Thus, a critical distinction exists between general voice data, which is not covered by BIPA, and voiceprint, which fall under the scope of Illinois’ biometric privacy statute—with the important dividing line being the identifying quality of the biometric information. In a 2017 case, an Illinois federal court recognized this distinction, noting the difference between the mere capture of voice data and an actual “voiceprint.” In doing so, the court noted that if an entity simply captures a person’s voice without generating a voiceprint for the specific purpose of identifying ,or verifying the identity of, an individual, then there is no violation of BIPA.
Class action litigation against biometric technology manufacturers and vendors is on the rise. Several courts have recognized the viability of such claims and held manufacturers/vendors may be subject to liability under Sections 15(b) and 15(d) of the Illinois Biometric Information Privacy Act (“BIPA”). 740 ILCS 14/15(b) & (d); Figueroa v. Kronos Inc., 454 F. Supp. 3d 772, 784-86 (N.D. Ill. 2020). The merits of these BIPA claims are yet undetermined. But the risk of having to defend such claims in state and federal courts is real and ongoing.

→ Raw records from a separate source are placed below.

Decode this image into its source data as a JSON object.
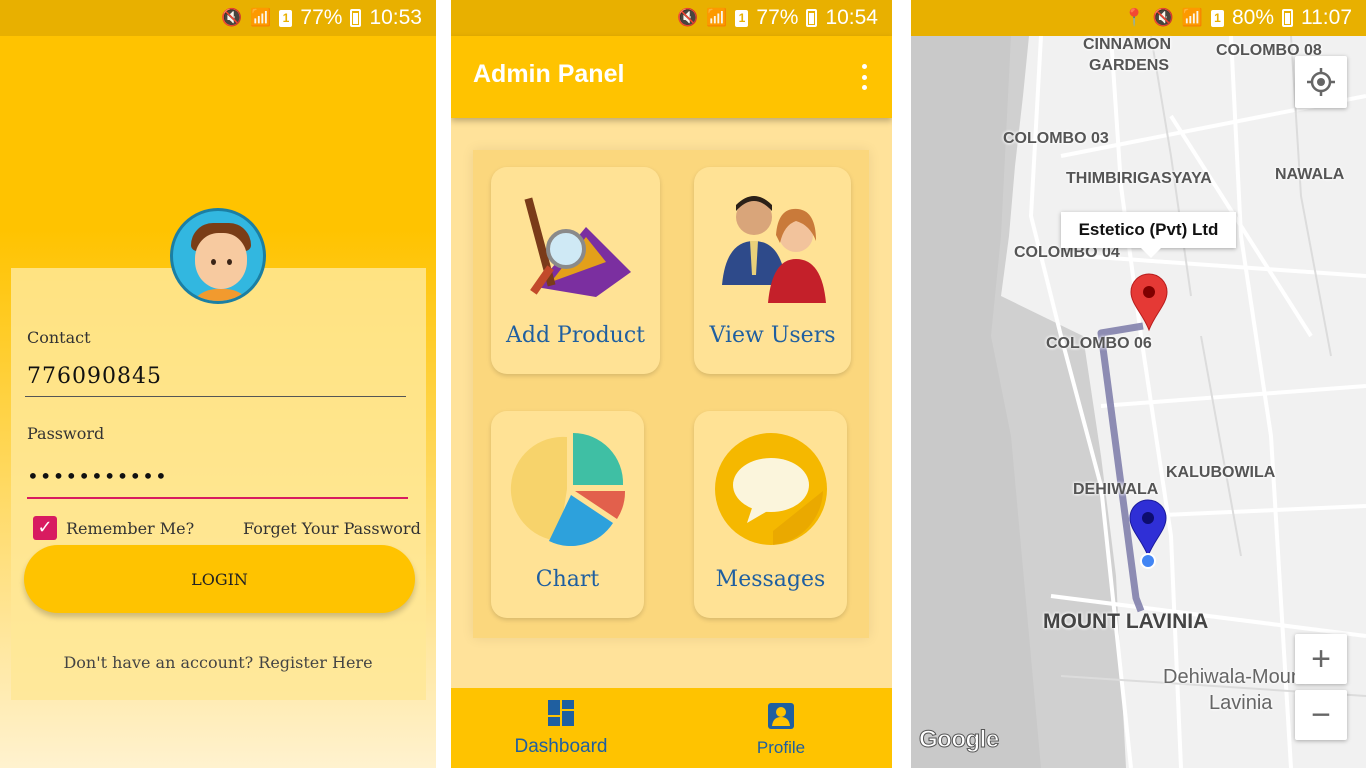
{
  "login_screen": {
    "status": {
      "battery": "77%",
      "time": "10:53"
    },
    "contact_label": "Contact",
    "contact_value": "776090845",
    "password_label": "Password",
    "password_value": "•••••••••••",
    "remember_label": "Remember Me?",
    "forgot_label": "Forget Your Password",
    "login_label": "LOGIN",
    "register_text": "Don't have an account? Register Here",
    "accent_color": "#ffc300"
  },
  "admin_screen": {
    "status": {
      "battery": "77%",
      "time": "10:54"
    },
    "title": "Admin Panel",
    "tiles": [
      {
        "label": "Add Product",
        "icon": "product-icon"
      },
      {
        "label": "View Users",
        "icon": "users-icon"
      },
      {
        "label": "Chart",
        "icon": "pie-chart-icon"
      },
      {
        "label": "Messages",
        "icon": "message-icon"
      }
    ],
    "nav": [
      {
        "label": "Dashboard",
        "icon": "dashboard-icon"
      },
      {
        "label": "Profile",
        "icon": "profile-icon"
      }
    ]
  },
  "map_screen": {
    "status": {
      "battery": "80%",
      "time": "11:07"
    },
    "places": {
      "cinnamon": "CINNAMON",
      "gardens": "GARDENS",
      "colombo08": "COLOMBO 08",
      "colombo03": "COLOMBO 03",
      "thimbirigasyaya": "THIMBIRIGASYAYA",
      "nawala": "NAWALA",
      "colombo04": "COLOMBO 04",
      "colombo06": "COLOMBO 06",
      "kalubowila": "KALUBOWILA",
      "dehiwala": "DEHIWALA",
      "mount_lavinia": "MOUNT LAVINIA",
      "dehiwala_mount1": "Dehiwala-Mount",
      "dehiwala_mount2": "Lavinia"
    },
    "info_window": "Estetico (Pvt) Ltd",
    "zoom_in": "+",
    "zoom_out": "−",
    "logo": "Google",
    "route_color": "#7b7aa8"
  }
}
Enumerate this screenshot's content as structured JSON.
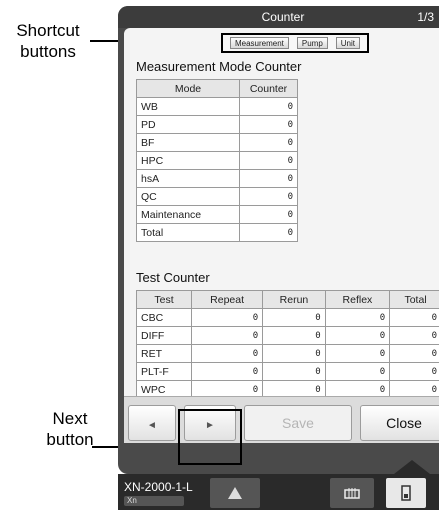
{
  "annotations": {
    "shortcut": "Shortcut\nbuttons",
    "next": "Next\nbutton"
  },
  "window": {
    "title": "Counter",
    "page": "1/3"
  },
  "shortcuts": [
    "Measurement",
    "Pump",
    "Unit"
  ],
  "measurement": {
    "title": "Measurement Mode Counter",
    "headers": [
      "Mode",
      "Counter"
    ],
    "rows": [
      [
        "WB",
        "0"
      ],
      [
        "PD",
        "0"
      ],
      [
        "BF",
        "0"
      ],
      [
        "HPC",
        "0"
      ],
      [
        "hsA",
        "0"
      ],
      [
        "QC",
        "0"
      ],
      [
        "Maintenance",
        "0"
      ],
      [
        "Total",
        "0"
      ]
    ]
  },
  "test": {
    "title": "Test Counter",
    "headers": [
      "Test",
      "Repeat",
      "Rerun",
      "Reflex",
      "Total"
    ],
    "rows": [
      [
        "CBC",
        "0",
        "0",
        "0",
        "0"
      ],
      [
        "DIFF",
        "0",
        "0",
        "0",
        "0"
      ],
      [
        "RET",
        "0",
        "0",
        "0",
        "0"
      ],
      [
        "PLT-F",
        "0",
        "0",
        "0",
        "0"
      ],
      [
        "WPC",
        "0",
        "0",
        "0",
        "0"
      ]
    ]
  },
  "buttons": {
    "prev": "◄",
    "next": "►",
    "save": "Save",
    "close": "Close"
  },
  "status": {
    "model": "XN-2000-1-L",
    "mini": "Xn"
  },
  "icons": {
    "warning": "warning-icon",
    "grid": "rack-icon",
    "device": "device-icon"
  }
}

As the saying goes, the best defense is good offense. Rather than face uncertain liability, or incur exorbitant litigation defense costs, potential BIPA defendants often turn to arbitration provisions. For manufacturers/vendors of biometric technology, however, this approach may not be that simple.
David J. Oberly |

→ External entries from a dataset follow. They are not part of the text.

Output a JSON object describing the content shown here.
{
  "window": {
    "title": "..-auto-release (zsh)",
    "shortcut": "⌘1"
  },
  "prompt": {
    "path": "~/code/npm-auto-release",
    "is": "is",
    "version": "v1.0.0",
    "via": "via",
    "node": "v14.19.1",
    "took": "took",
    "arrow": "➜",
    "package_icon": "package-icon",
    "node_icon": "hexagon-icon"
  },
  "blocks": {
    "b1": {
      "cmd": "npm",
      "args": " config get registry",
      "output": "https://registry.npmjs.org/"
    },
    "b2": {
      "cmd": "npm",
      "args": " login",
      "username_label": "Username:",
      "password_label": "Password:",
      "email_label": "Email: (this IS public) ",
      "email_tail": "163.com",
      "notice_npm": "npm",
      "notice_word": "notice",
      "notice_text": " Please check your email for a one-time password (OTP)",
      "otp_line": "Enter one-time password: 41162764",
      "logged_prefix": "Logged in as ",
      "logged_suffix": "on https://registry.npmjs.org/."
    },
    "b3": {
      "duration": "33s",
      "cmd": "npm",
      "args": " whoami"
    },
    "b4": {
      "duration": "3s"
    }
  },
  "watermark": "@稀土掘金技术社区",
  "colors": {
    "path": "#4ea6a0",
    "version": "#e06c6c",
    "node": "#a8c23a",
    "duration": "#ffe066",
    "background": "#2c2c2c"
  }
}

On September 17, 2021, the Illinois Appellate Court First District delivered its much-anticipated decision in Tims v. Black Horse Carriers, Inc., 2021 IL App (1st) 200563 (1st Dist. Sep. 17, 2021), addressing the applicable statute of limitations for causes of action asserted under the Illinois Biometric Information Privacy Act (“BIPA”).
Importantly, in finding that BIPA’s two most commonly asserted provisions, Sections 15(a) and (b), are subject to the longer five-year limitations period, the opinion ensures that the tsunami of class action BIPA filings will continue to flood the courts for the foreseeable future.